Supplied records:
• • • • •
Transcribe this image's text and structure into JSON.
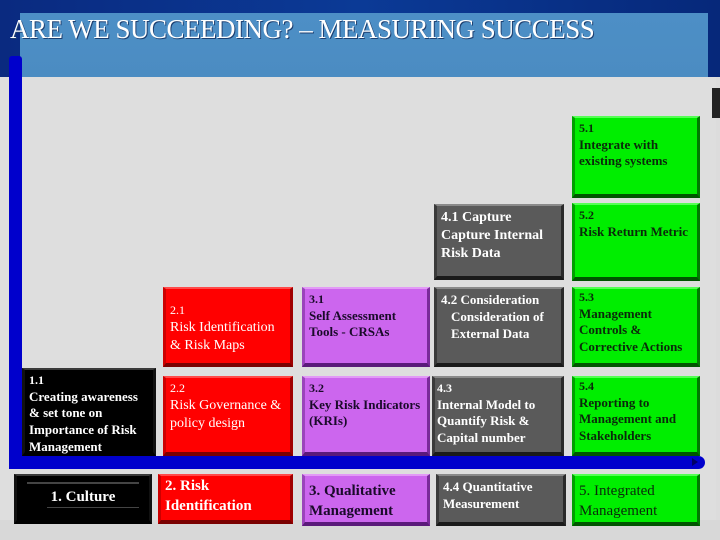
{
  "title": "ARE WE SUCCEEDING? – MEASURING SUCCESS",
  "colors": {
    "axis": "#0000cc",
    "culture": "#000000",
    "risk_identification": "#ff0000",
    "qualitative": "#cc66ee",
    "quantitative": "#5a5a5a",
    "integrated": "#00ee00",
    "title_panel": "#4d8fc6"
  },
  "columns": [
    {
      "stage": "1. Culture",
      "steps": [
        {
          "num": "1.1",
          "text": "Creating awareness & set tone on Importance of Risk Management"
        }
      ]
    },
    {
      "stage": "2. Risk Identification",
      "steps": [
        {
          "num": "2.1",
          "text": "Risk Identification & Risk Maps"
        },
        {
          "num": "2.2",
          "text": "Risk Governance & policy design"
        }
      ]
    },
    {
      "stage": "3. Qualitative Management",
      "steps": [
        {
          "num": "3.1",
          "text": "Self Assessment Tools - CRSAs"
        },
        {
          "num": "3.2",
          "text": "Key Risk Indicators (KRIs)"
        }
      ]
    },
    {
      "stage": "4.4 Quantitative Measurement",
      "steps": [
        {
          "num": "4.1 Capture",
          "text": "Capture Internal Risk Data"
        },
        {
          "num": "4.2 Consideration",
          "text": "Consideration of External Data"
        },
        {
          "num": "4.3",
          "text": "Internal Model to Quantify Risk & Capital number"
        }
      ]
    },
    {
      "stage": "5. Integrated Management",
      "steps": [
        {
          "num": "5.1",
          "text": "Integrate with existing systems"
        },
        {
          "num": "5.2",
          "text": "Risk Return Metric"
        },
        {
          "num": "5.3",
          "text": "Management Controls & Corrective Actions"
        },
        {
          "num": "5.4",
          "text": "Reporting to Management and Stakeholders"
        }
      ]
    }
  ]
}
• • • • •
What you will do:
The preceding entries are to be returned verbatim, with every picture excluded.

Solution for this task:
Transcribe this image's text and structure into JSON.
{
  "title": "ARE WE SUCCEEDING? – MEASURING SUCCESS",
  "colors": {
    "axis": "#0000cc",
    "culture": "#000000",
    "risk_identification": "#ff0000",
    "qualitative": "#cc66ee",
    "quantitative": "#5a5a5a",
    "integrated": "#00ee00",
    "title_panel": "#4d8fc6"
  },
  "columns": [
    {
      "stage": "1. Culture",
      "steps": [
        {
          "num": "1.1",
          "text": "Creating awareness & set tone on Importance of Risk Management"
        }
      ]
    },
    {
      "stage": "2. Risk Identification",
      "steps": [
        {
          "num": "2.1",
          "text": "Risk Identification & Risk Maps"
        },
        {
          "num": "2.2",
          "text": "Risk Governance & policy design"
        }
      ]
    },
    {
      "stage": "3. Qualitative Management",
      "steps": [
        {
          "num": "3.1",
          "text": "Self Assessment Tools - CRSAs"
        },
        {
          "num": "3.2",
          "text": "Key Risk Indicators (KRIs)"
        }
      ]
    },
    {
      "stage": "4.4 Quantitative Measurement",
      "steps": [
        {
          "num": "4.1 Capture",
          "text": "Capture Internal Risk Data"
        },
        {
          "num": "4.2 Consideration",
          "text": "Consideration of External Data"
        },
        {
          "num": "4.3",
          "text": "Internal Model to Quantify Risk & Capital number"
        }
      ]
    },
    {
      "stage": "5. Integrated Management",
      "steps": [
        {
          "num": "5.1",
          "text": "Integrate with existing systems"
        },
        {
          "num": "5.2",
          "text": "Risk Return Metric"
        },
        {
          "num": "5.3",
          "text": "Management Controls & Corrective Actions"
        },
        {
          "num": "5.4",
          "text": "Reporting to Management and Stakeholders"
        }
      ]
    }
  ]
}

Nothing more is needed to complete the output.